Special journal issue features new model of translational science

April 18, 2016

UNIVERSITY PARK, Pa. — A new model of prevention research is encouraging scientists to take a more integrative and translational approach to advance the development, implementation and scaling of more precision-based behavioral interventions and inform policy change.

Leading this pioneering work is Diana H. Fishbein -- director of the Edna Bennett Pierce Prevention Research Center (PRC), C. Eugene Bennett Chair in Prevention Research, and professor of human development and family studies at Penn State. Fishbein, along with co-editors Ty A. Ridenour, Mindy Stahl and Steve Sussman, outlined the full translational spectrum of prevention science in a special issue of the Springer publication, “Translational Behavioral Medicine.”

“This new transdisciplinary and translational approach has extraordinary potential to foster systematic ways for researchers, practitioners, and policymakers to work together to support interventions that will benefit a greater number of individuals, families and communities,” said Fishbein.

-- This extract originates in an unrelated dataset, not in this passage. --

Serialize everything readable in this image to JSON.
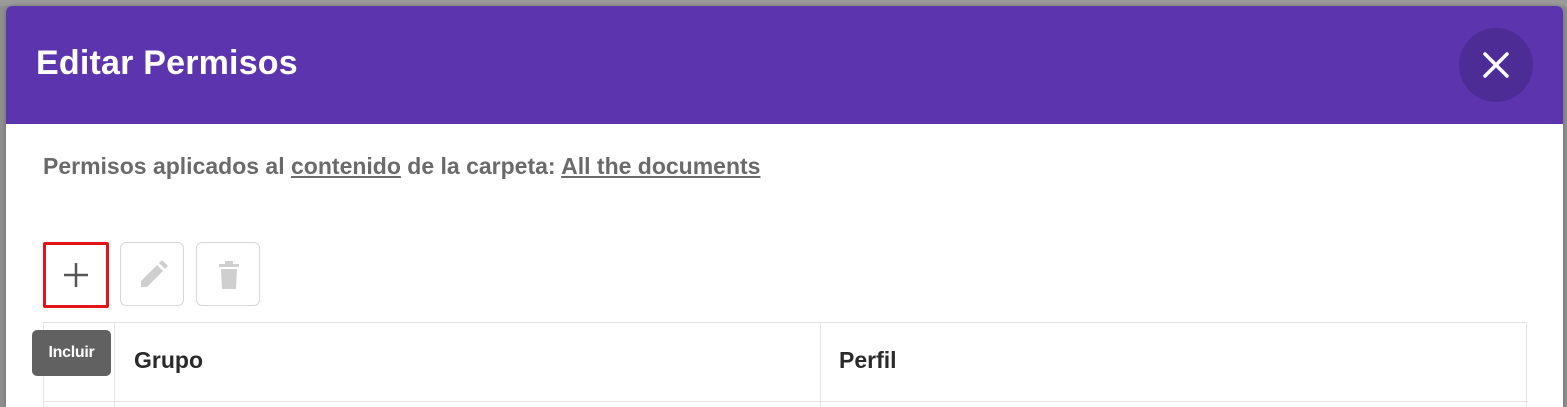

In the issue’s introductory article, Fishbein describes the six stages of the translational process, each of which is further discussed in subsequent articles. The scientific stages in the prevention framework include discovery science, methods and program development, efficacy and effectiveness trials, real-world applications and dissemination, scaling and public reform and globalization and public opinion.

What’s different about the process, which appears to follow a progression, is that it’s neither linear nor circular, suggesting that any stage has the capability to inform any other phase of research. This more holistic approach to prevention research challenges scientists to come out of their silos and collaborate with researchers working in adjacent stages of the prevention spectrum. 

The special issue is organized around four major translational challenges:

(1) demonstrating the utility of basic science findings for prevention;
(2) formulating recommendations for the transfer of scientific information across the spectrum of translation, i.e., from basic research on "mechanisms of behavioral change" for practice and policy impact;
(3) confronting the real-world challenges in applying a translational approach with recommended innovations to overcome existing obstacles; and
(4) coming full circle to develop methods and processes for effective prevention programs to be self-sustaining and use back-translational evidence to inform basic sciences.

“Ultimately, it is our hope that this model will highlight how a transdisciplinary translational approach to prevention research is a faster pathway to improve the lives of children and adolescents by giving them opportunities for healthy development and greater success in adulthood,” Fishbein said.

Penn State’s PRC has long been a world leader in the advancement of prevention science related to the translation and dissemination of effective preventive interventions. The PRC recognizes that evidence-based programs can only impact public health if they are effectively taken to scale, implemented with high quality and sustained over time.

  • Translational Behavioral Medicine
    IMAGE: Penn State

(Media Contacts)

Last Updated April 18, 2016